  • Enhancing Your Resume

Your resume is often the first impression you make on a potential employer, so it’s crucial that it accurately reflects your skills, achievements, and professional development efforts. Regularly updating your resume to include recent accomplishments, certifications, and relevant experiences is key. Make sure it’s tailored to the positions you’re applying for, highlighting the experiences and skills that are most relevant to the job. A well-crafted resume can set you apart from other candidates and pave the way for career advancement.

  • Developing Leadership Skills

Leadership roles within the realm of education demand a unique blend of competencies. From making critical decisions to managing a classroom or an entire school, the essence of leadership lies in guiding others toward achieving shared goals. To thrive as a leader, educators should actively seek opportunities that challenge and refine their leadership capabilities. This can involve leading professional development workshops, spearheading school projects, or even taking on administrative duties. Such experiences not only enhance your resume but also equip you with the practical skills needed to excel in higher positions. Keep in mind that effective leaders in education are those who inspire, motivate, and foster an environment conducive to learning and growth.

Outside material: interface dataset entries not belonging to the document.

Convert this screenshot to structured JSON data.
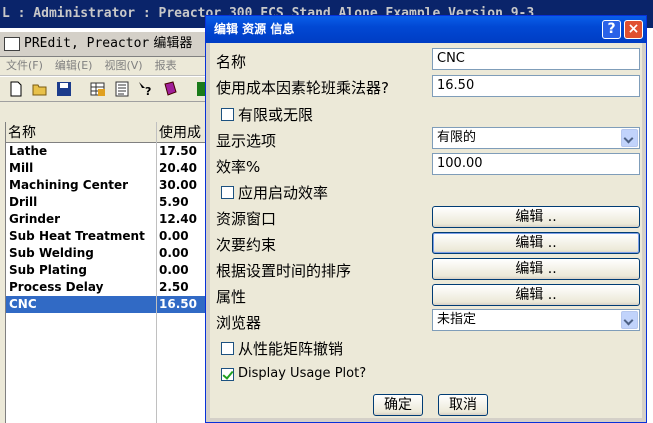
{
  "app_title": "L : Administrator : Preactor 300 FCS Stand Alone Example Version 9-3",
  "child_window": {
    "title_prefix": "PREdit, Preactor",
    "title_suffix": "编辑器"
  },
  "menu": [
    "文件(F)",
    "编辑(E)",
    "视图(V)",
    "报表"
  ],
  "grid": {
    "headers": [
      "名称",
      "使用成"
    ],
    "rows": [
      {
        "name": "Lathe",
        "value": "17.50"
      },
      {
        "name": "Mill",
        "value": "20.40"
      },
      {
        "name": "Machining Center",
        "value": "30.00"
      },
      {
        "name": "Drill",
        "value": "5.90"
      },
      {
        "name": "Grinder",
        "value": "12.40"
      },
      {
        "name": "Sub Heat Treatment",
        "value": "0.00"
      },
      {
        "name": "Sub Welding",
        "value": "0.00"
      },
      {
        "name": "Sub Plating",
        "value": "0.00"
      },
      {
        "name": "Process Delay",
        "value": "2.50"
      },
      {
        "name": "CNC",
        "value": "16.50"
      }
    ],
    "selected_index": 9
  },
  "dialog": {
    "title": "编辑 资源 信息",
    "help": "?",
    "close": "×",
    "name_label": "名称",
    "name_value": "CNC",
    "cost_label": "使用成本因素轮班乘法器?",
    "cost_value": "16.50",
    "finite_label": "有限或无限",
    "finite_checked": false,
    "display_label": "显示选项",
    "display_value": "有限的",
    "efficiency_label": "效率%",
    "efficiency_value": "100.00",
    "startup_label": "应用启动效率",
    "startup_checked": false,
    "resource_window_label": "资源窗口",
    "secondary_label": "次要约束",
    "sequence_label": "根据设置时间的排序",
    "attribute_label": "属性",
    "edit_button": "编辑 ..",
    "browser_label": "浏览器",
    "browser_value": "未指定",
    "matrix_label": "从性能矩阵撤销",
    "matrix_checked": false,
    "usage_plot_label": "Display Usage Plot?",
    "usage_plot_checked": true,
    "ok": "确定",
    "cancel": "取消"
  },
  "colors": {
    "xp_title": "#0148d4",
    "selection": "#316ac5",
    "dialog_face": "#ece9d8"
  }
}
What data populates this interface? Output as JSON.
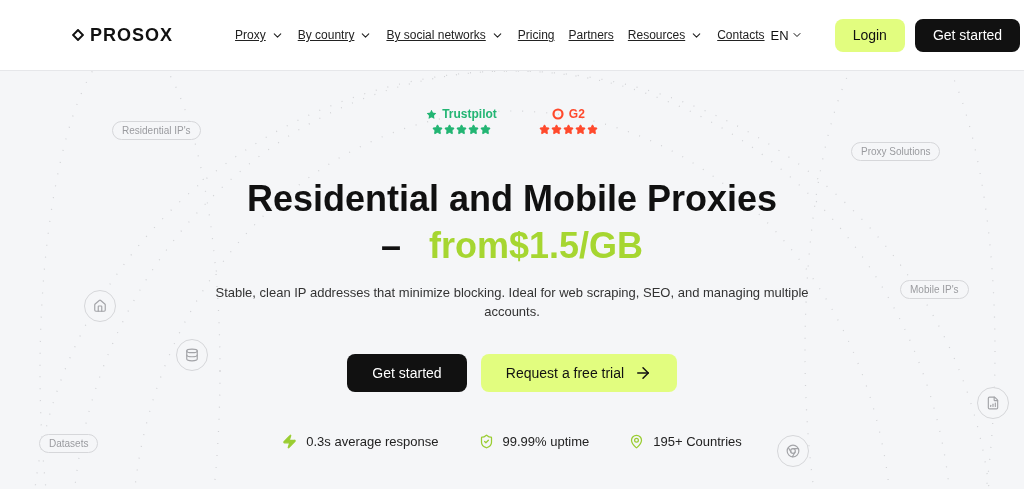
{
  "header": {
    "logo": "PROSOX",
    "nav": [
      {
        "label": "Proxy",
        "has_menu": true
      },
      {
        "label": "By country",
        "has_menu": true
      },
      {
        "label": "By social networks",
        "has_menu": true
      },
      {
        "label": "Pricing",
        "has_menu": false
      },
      {
        "label": "Partners",
        "has_menu": false
      },
      {
        "label": "Resources",
        "has_menu": true
      },
      {
        "label": "Contacts",
        "has_menu": false
      }
    ],
    "language": "EN",
    "login": "Login",
    "get_started": "Get started"
  },
  "ratings": [
    {
      "kind": "trustpilot",
      "label": "Trustpilot",
      "stars": 5,
      "color": "#22b573"
    },
    {
      "kind": "g2",
      "label": "G2",
      "stars": 5,
      "color": "#ff492c"
    }
  ],
  "tags": [
    {
      "kind": "pill",
      "label": "Residential IP's"
    },
    {
      "kind": "pill",
      "label": "Proxy Solutions"
    },
    {
      "kind": "pill",
      "label": "Mobile IP's"
    },
    {
      "kind": "pill",
      "label": "Datasets"
    },
    {
      "kind": "home"
    },
    {
      "kind": "database"
    },
    {
      "kind": "chrome"
    },
    {
      "kind": "report"
    }
  ],
  "hero": {
    "title": "Residential and Mobile Proxies",
    "dash": "–",
    "price": "from$1.5/GB",
    "subtitle": "Stable, clean IP addresses that minimize blocking. Ideal for web scraping, SEO, and managing multiple accounts.",
    "primary": "Get started",
    "secondary": "Request a free trial"
  },
  "stats": [
    {
      "kind": "bolt",
      "label": "0.3s average response"
    },
    {
      "kind": "shield",
      "label": "99.99% uptime"
    },
    {
      "kind": "pin",
      "label": "195+ Countries"
    }
  ]
}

  • Engaging in Research and Publication

Engaging in educational research and contributing to academic publications are excellent ways to distinguish yourself in the field. These endeavors demonstrate your commitment to advancing educational knowledge and practices. Whether it’s through conducting original research, collaborating on studies, or writing articles and books, these activities highlight your expertise and dedication. Moreover, publications serve as tangible evidence of your contributions to the field, enhancing your resume and potentially leading to promotions, grant opportunities, and invitations to speak at educational conferences.

  • Exploring Different Educational Settings

The education sector encompasses a diverse range of settings, each offering unique challenges and opportunities. From traditional public schools to innovative online platforms, expanding your experience across different environments can enhance your versatility as an educator. It allows you to adapt your teaching style to meet varied learning needs, understand the dynamics of different educational models, and identify where your passions and strengths lie. Such experiences enrich your professional background and broaden your perspective, making you a more adaptable and empathetic educator.

  • Cultivating Emotional Intelligence

The significance of emotional intelligence (EQ) in education cannot be overstated. A high EQ can profoundly influence an educator’s ability to connect with students, parents, and colleagues, fostering a supportive and inclusive learning environment. Key components of emotional intelligence, such as empathy, self-regulation, and effective communication, are indispensable in navigating the complexities of educational settings. By developing these skills, educators can enhance their classroom management strategies, build stronger relationships, and lead with sensitivity and understanding. Investing time in self-reflection, mindfulness practices, or professional development courses focused on emotional intelligence can yield substantial benefits for your career and personal well-being.


The success of your career advancement in education depends on your dedication to personal and professional growth. By following the strategies outlined, you can navigate the path to success with confidence. Each strategy enhances your capabilities as an educator and also contributes to the broader educational community. Make use of these tips as stepping stones toward achieving your career aspirations, and continue to inspire, innovate, and lead in the ever-evolving world of education.